We have DRDO and private sector involved in defense development, but wherever we have the possibility of development, we haven’t backed it well, except BRAHMOS. We have big companies and we are heavily dependent on the public sector.

9) Why did PM Modi wait for so long before visiting Israel?

Even when PM Modi was Chief Minister in Gujarat, he had several investments from Israel. So, everybody expected that he should visit Israel. But then we judged our policies and their long-standing impact. We have to look at strategic interest in West Asia, our diasporas, oil interests, too. If we would have gone immediately, it would have gone a wrong signal to the Arab world. So, he went to UAE first. Our relations with the Saudis, Qataris and Emiratis have developed. The success of his foreign policy is that we have become closer to all the countries in the Arab world.

10) But in the Arab world, there is anti-India coverage.

Anti-India coverage had always been there. It’s not the reality. You have to deal with the state and the people. PM Modi had de-hyphenated the policy between Israel and Palestine. We stand alone. That’s why he went separately to Israel and separately to Palestine. He didn’t mix the two. When I was the Ambassador in Jordan, we made the first Presidential visit of Pranab Mukherjee in 2015, first to Jordan, then to Palestine and then to Israel. Even Sushma Swaraj went that way. Now, when PM Modi was going to Israel, we had the Palestinian President visiting India that time. This shows that since India has close relations with both Israel and Palestine, India can play a much more significant role now.

11) Do you think Oslo Accords can be implemented?

Yes, that’s the very basis. Oslo Accords and the UNSC resolution 242. Both sides had agreed. There are five pillars of Middle East Peace Process.

12) How is Abbas as a Palestinian leader?

Well, Abbas is a fine leader.

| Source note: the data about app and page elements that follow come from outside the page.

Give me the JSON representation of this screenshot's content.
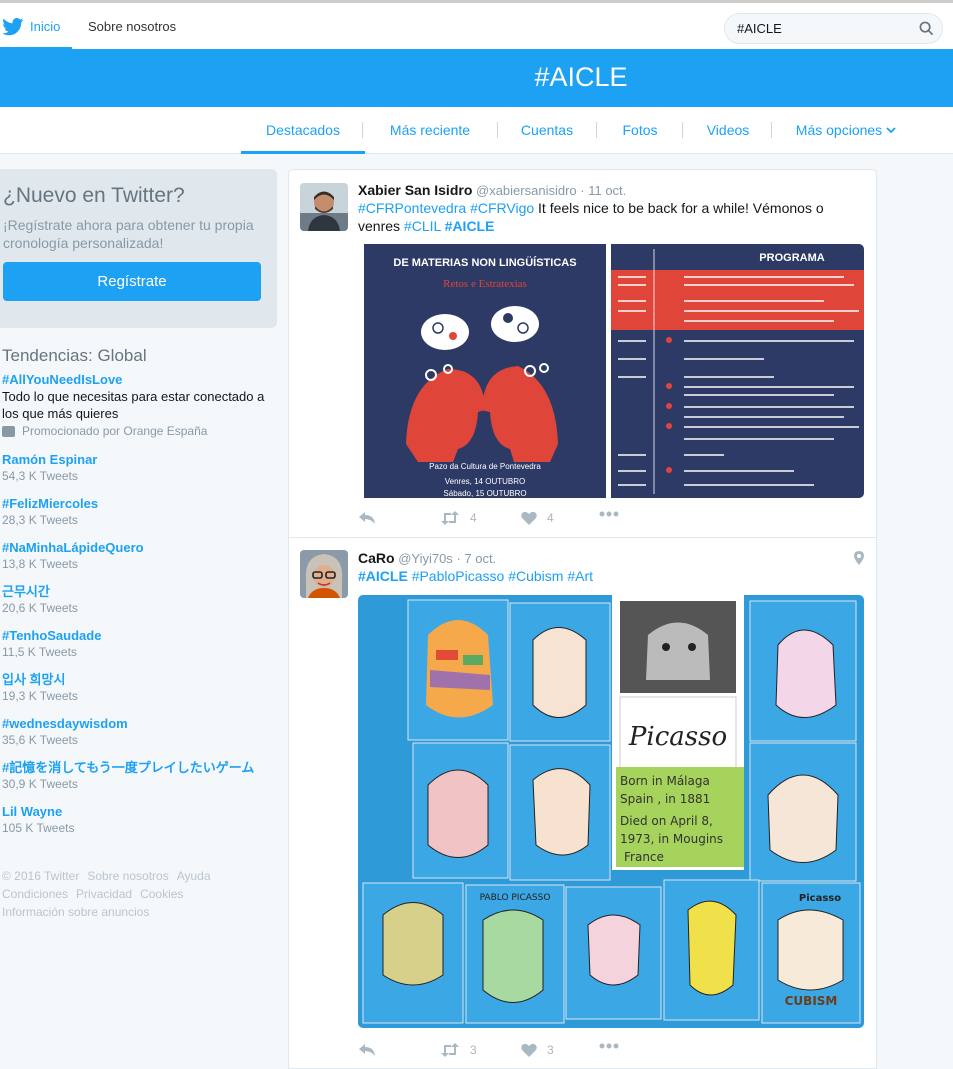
{
  "topbar": {
    "home_label": "Inicio",
    "about_label": "Sobre nosotros",
    "search_value": "#AICLE"
  },
  "banner": {
    "title": "#AICLE"
  },
  "tabs": [
    {
      "label": "Destacados"
    },
    {
      "label": "Más reciente"
    },
    {
      "label": "Cuentas"
    },
    {
      "label": "Fotos"
    },
    {
      "label": "Videos"
    },
    {
      "label": "Más opciones"
    }
  ],
  "signup": {
    "heading": "¿Nuevo en Twitter?",
    "text": "¡Regístrate ahora para obtener tu propia cronología personalizada!",
    "button": "Regístrate"
  },
  "trends": {
    "heading": "Tendencias: Global",
    "items": [
      {
        "name": "#AllYouNeedIsLove",
        "desc": "Todo lo que necesitas para estar conectado a los que más quieres",
        "promo": "Promocionado por Orange España"
      },
      {
        "name": "Ramón Espinar",
        "count": "54,3 K Tweets"
      },
      {
        "name": "#FelizMiercoles",
        "count": "28,3 K Tweets"
      },
      {
        "name": "#NaMinhaLápideQuero",
        "count": "13,8 K Tweets"
      },
      {
        "name": "근무시간",
        "count": "20,6 K Tweets"
      },
      {
        "name": "#TenhoSaudade",
        "count": "11,5 K Tweets"
      },
      {
        "name": "입사 희망시",
        "count": "19,3 K Tweets"
      },
      {
        "name": "#wednesdaywisdom",
        "count": "35,6 K Tweets"
      },
      {
        "name": "#記憶を消してもう一度プレイしたいゲーム",
        "count": "30,9 K Tweets"
      },
      {
        "name": "Lil Wayne",
        "count": "105 K Tweets"
      }
    ]
  },
  "footer": {
    "links": [
      "© 2016 Twitter",
      "Sobre nosotros",
      "Ayuda",
      "Condiciones",
      "Privacidad",
      "Cookies",
      "Información sobre anuncios"
    ]
  },
  "tweets": [
    {
      "name": "Xabier San Isidro",
      "handle": "@xabiersanisidro",
      "time": "· 11 oct.",
      "text_parts": {
        "t1": "#CFRPontevedra",
        "t2": "#CFRVigo",
        "t3": " It feels nice to be back for a while! Vémonos o venres ",
        "t4": "#CLIL",
        "t5": "#AICLE"
      },
      "poster": {
        "heading": "DE MATERIAS NON LINGÜÍSTICAS",
        "subheading": "Retos e Estratexias",
        "venue": "Pazo da Cultura de Pontevedra",
        "date1": "Venres, 14 OUTUBRO",
        "date2": "Sábado, 15 OUTUBRO",
        "program_title": "PROGRAMA"
      },
      "retweets": "4",
      "likes": "4"
    },
    {
      "name": "CaRo",
      "handle": "@Yiyi70s",
      "time": "· 7 oct.",
      "text_parts": {
        "t1": "#AICLE",
        "t2": "#PabloPicasso",
        "t3": "#Cubism",
        "t4": "#Art"
      },
      "art": {
        "sign": "Picasso",
        "note1": "Born in Málaga",
        "note2": "Spain , in 1881",
        "note3": "Died on April 8,",
        "note4": "1973, in Mougins",
        "note5": "France",
        "label_cubism": "CUBISM",
        "label_picasso": "PABLO PICASSO",
        "label_picasso2": "Picasso"
      },
      "retweets": "3",
      "likes": "3"
    }
  ],
  "colors": {
    "accent": "#1da1f2",
    "poster_navy": "#2d3a66",
    "poster_red": "#e0453a",
    "board_blue": "#2f9ad8"
  }
}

If Jerusalem issue is talked upon, we can’t expect Palestinians to be quiet, both politically and religiously. It’s normal to protest. But then, Palestinians also have to contain their extremist elements.

13) What’s your understanding of Jared Kushner as a mediator?

Well, nobody understands Middle East better than the Israelis, the Palestinians and the Arabs. Others are simply meddling in their internal affairs. If America really wanted to solve problem, it would have been solved. But they all play games. So far Trump is just fulfilling the promises that he made and mentioned. During the time of Obama, it was difficult for Netanyahu but he still went ahead and addressed the Congress. In US, the Jewish lobby is the strongest. When it comes to the question of Israel, AIPAC and 300 odd organizations come together. They control most of the financial institutions, banks and industries.

14) How is Hamas perceived by the West?

The West needs to come clear about their philosophy. Either they can support democracy or be against it. Hamas democratically won in 2006 but they were not allowed to continue.

15) What’s the practical negotiation possible for this conflict?

Well, the major players like Saudi Arabia, Egypt and Jordan need to be involved. Even Russia, taking into account its stronghold in Middle East. But the key players need to stop fighting amongst themselves.